- [Required action]
Reproduce the entire listing word for word.

----- Material supplied

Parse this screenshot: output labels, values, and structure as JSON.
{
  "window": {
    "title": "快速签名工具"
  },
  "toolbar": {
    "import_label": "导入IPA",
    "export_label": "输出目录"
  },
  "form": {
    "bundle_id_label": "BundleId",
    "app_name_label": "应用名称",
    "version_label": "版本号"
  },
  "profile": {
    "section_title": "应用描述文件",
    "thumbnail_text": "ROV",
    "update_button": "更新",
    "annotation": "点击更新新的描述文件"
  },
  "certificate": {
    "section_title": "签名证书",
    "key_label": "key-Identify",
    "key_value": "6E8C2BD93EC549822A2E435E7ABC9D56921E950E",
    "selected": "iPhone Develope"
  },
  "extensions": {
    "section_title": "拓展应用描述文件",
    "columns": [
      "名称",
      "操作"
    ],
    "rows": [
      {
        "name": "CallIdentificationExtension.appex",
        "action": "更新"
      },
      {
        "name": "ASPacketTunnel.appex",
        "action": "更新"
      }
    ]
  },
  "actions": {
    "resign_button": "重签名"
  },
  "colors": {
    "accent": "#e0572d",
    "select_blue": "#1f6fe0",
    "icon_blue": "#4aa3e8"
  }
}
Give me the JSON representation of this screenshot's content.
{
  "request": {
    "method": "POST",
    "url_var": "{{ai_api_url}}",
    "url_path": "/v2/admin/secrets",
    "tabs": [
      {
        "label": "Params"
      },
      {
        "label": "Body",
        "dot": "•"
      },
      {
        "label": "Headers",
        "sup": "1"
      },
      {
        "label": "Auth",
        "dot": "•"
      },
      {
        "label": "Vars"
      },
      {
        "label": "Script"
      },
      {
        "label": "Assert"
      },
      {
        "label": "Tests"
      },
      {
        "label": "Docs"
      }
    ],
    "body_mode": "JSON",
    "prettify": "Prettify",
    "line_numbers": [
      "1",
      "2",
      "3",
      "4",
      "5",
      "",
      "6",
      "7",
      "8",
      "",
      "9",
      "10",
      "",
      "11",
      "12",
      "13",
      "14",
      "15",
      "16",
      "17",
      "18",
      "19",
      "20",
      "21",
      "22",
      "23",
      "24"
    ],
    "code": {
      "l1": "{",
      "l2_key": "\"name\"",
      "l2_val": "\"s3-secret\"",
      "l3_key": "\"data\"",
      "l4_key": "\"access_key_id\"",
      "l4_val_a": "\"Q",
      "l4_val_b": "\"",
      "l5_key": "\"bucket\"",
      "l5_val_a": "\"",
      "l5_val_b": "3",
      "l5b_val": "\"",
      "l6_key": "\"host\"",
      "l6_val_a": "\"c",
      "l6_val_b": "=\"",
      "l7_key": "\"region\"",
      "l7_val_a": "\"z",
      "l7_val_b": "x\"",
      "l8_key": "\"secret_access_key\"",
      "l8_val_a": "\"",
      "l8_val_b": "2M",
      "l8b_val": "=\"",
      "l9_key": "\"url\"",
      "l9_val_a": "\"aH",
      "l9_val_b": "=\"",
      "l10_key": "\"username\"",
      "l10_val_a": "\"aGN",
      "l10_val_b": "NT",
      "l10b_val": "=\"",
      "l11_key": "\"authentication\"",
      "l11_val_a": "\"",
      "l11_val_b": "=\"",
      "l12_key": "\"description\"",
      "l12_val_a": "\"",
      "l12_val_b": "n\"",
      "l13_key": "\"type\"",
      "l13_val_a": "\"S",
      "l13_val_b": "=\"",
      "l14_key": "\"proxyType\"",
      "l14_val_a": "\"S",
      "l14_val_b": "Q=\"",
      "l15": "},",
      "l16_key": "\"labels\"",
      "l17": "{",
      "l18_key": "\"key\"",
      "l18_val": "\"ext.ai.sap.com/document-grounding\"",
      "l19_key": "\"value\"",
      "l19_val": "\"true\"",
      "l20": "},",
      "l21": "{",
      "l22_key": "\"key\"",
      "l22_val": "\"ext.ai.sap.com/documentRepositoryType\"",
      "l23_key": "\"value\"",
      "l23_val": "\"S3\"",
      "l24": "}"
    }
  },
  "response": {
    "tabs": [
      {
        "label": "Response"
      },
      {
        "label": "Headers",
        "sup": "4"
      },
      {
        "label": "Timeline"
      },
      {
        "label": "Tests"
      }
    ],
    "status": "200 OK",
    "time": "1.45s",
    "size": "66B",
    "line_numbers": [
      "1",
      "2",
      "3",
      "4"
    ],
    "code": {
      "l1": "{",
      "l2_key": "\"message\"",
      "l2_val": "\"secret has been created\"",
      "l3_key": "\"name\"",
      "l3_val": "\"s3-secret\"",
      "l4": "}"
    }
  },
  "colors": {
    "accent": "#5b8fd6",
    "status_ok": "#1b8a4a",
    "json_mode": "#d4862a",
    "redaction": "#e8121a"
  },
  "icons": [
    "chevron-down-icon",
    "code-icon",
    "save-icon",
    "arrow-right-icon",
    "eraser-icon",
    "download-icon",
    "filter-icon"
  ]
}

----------

- [Result of this exercise]
Parse this screenshot: output labels, values, and structure as JSON.
{
  "window": {
    "title": "快速签名工具"
  },
  "toolbar": {
    "import_label": "导入IPA",
    "export_label": "输出目录"
  },
  "form": {
    "bundle_id_label": "BundleId",
    "app_name_label": "应用名称",
    "version_label": "版本号"
  },
  "profile": {
    "section_title": "应用描述文件",
    "thumbnail_text": "ROV",
    "update_button": "更新",
    "annotation": "点击更新新的描述文件"
  },
  "certificate": {
    "section_title": "签名证书",
    "key_label": "key-Identify",
    "key_value": "6E8C2BD93EC549822A2E435E7ABC9D56921E950E",
    "selected": "iPhone Develope"
  },
  "extensions": {
    "section_title": "拓展应用描述文件",
    "columns": [
      "名称",
      "操作"
    ],
    "rows": [
      {
        "name": "CallIdentificationExtension.appex",
        "action": "更新"
      },
      {
        "name": "ASPacketTunnel.appex",
        "action": "更新"
      }
    ]
  },
  "actions": {
    "resign_button": "重签名"
  },
  "colors": {
    "accent": "#e0572d",
    "select_blue": "#1f6fe0",
    "icon_blue": "#4aa3e8"
  }
}
Give me the JSON representation of this screenshot's content.
{
  "request": {
    "method": "POST",
    "url_var": "{{ai_api_url}}",
    "url_path": "/v2/admin/secrets",
    "tabs": [
      {
        "label": "Params"
      },
      {
        "label": "Body",
        "dot": "•"
      },
      {
        "label": "Headers",
        "sup": "1"
      },
      {
        "label": "Auth",
        "dot": "•"
      },
      {
        "label": "Vars"
      },
      {
        "label": "Script"
      },
      {
        "label": "Assert"
      },
      {
        "label": "Tests"
      },
      {
        "label": "Docs"
      }
    ],
    "body_mode": "JSON",
    "prettify": "Prettify",
    "line_numbers": [
      "1",
      "2",
      "3",
      "4",
      "5",
      "",
      "6",
      "7",
      "8",
      "",
      "9",
      "10",
      "",
      "11",
      "12",
      "13",
      "14",
      "15",
      "16",
      "17",
      "18",
      "19",
      "20",
      "21",
      "22",
      "23",
      "24"
    ],
    "code": {
      "l1": "{",
      "l2_key": "\"name\"",
      "l2_val": "\"s3-secret\"",
      "l3_key": "\"data\"",
      "l4_key": "\"access_key_id\"",
      "l4_val_a": "\"Q",
      "l4_val_b": "\"",
      "l5_key": "\"bucket\"",
      "l5_val_a": "\"",
      "l5_val_b": "3",
      "l5b_val": "\"",
      "l6_key": "\"host\"",
      "l6_val_a": "\"c",
      "l6_val_b": "=\"",
      "l7_key": "\"region\"",
      "l7_val_a": "\"z",
      "l7_val_b": "x\"",
      "l8_key": "\"secret_access_key\"",
      "l8_val_a": "\"",
      "l8_val_b": "2M",
      "l8b_val": "=\"",
      "l9_key": "\"url\"",
      "l9_val_a": "\"aH",
      "l9_val_b": "=\"",
      "l10_key": "\"username\"",
      "l10_val_a": "\"aGN",
      "l10_val_b": "NT",
      "l10b_val": "=\"",
      "l11_key": "\"authentication\"",
      "l11_val_a": "\"",
      "l11_val_b": "=\"",
      "l12_key": "\"description\"",
      "l12_val_a": "\"",
      "l12_val_b": "n\"",
      "l13_key": "\"type\"",
      "l13_val_a": "\"S",
      "l13_val_b": "=\"",
      "l14_key": "\"proxyType\"",
      "l14_val_a": "\"S",
      "l14_val_b": "Q=\"",
      "l15": "},",
      "l16_key": "\"labels\"",
      "l17": "{",
      "l18_key": "\"key\"",
      "l18_val": "\"ext.ai.sap.com/document-grounding\"",
      "l19_key": "\"value\"",
      "l19_val": "\"true\"",
      "l20": "},",
      "l21": "{",
      "l22_key": "\"key\"",
      "l22_val": "\"ext.ai.sap.com/documentRepositoryType\"",
      "l23_key": "\"value\"",
      "l23_val": "\"S3\"",
      "l24": "}"
    }
  },
  "response": {
    "tabs": [
      {
        "label": "Response"
      },
      {
        "label": "Headers",
        "sup": "4"
      },
      {
        "label": "Timeline"
      },
      {
        "label": "Tests"
      }
    ],
    "status": "200 OK",
    "time": "1.45s",
    "size": "66B",
    "line_numbers": [
      "1",
      "2",
      "3",
      "4"
    ],
    "code": {
      "l1": "{",
      "l2_key": "\"message\"",
      "l2_val": "\"secret has been created\"",
      "l3_key": "\"name\"",
      "l3_val": "\"s3-secret\"",
      "l4": "}"
    }
  },
  "colors": {
    "accent": "#5b8fd6",
    "status_ok": "#1b8a4a",
    "json_mode": "#d4862a",
    "redaction": "#e8121a"
  },
  "icons": [
    "chevron-down-icon",
    "code-icon",
    "save-icon",
    "arrow-right-icon",
    "eraser-icon",
    "download-icon",
    "filter-icon"
  ]
}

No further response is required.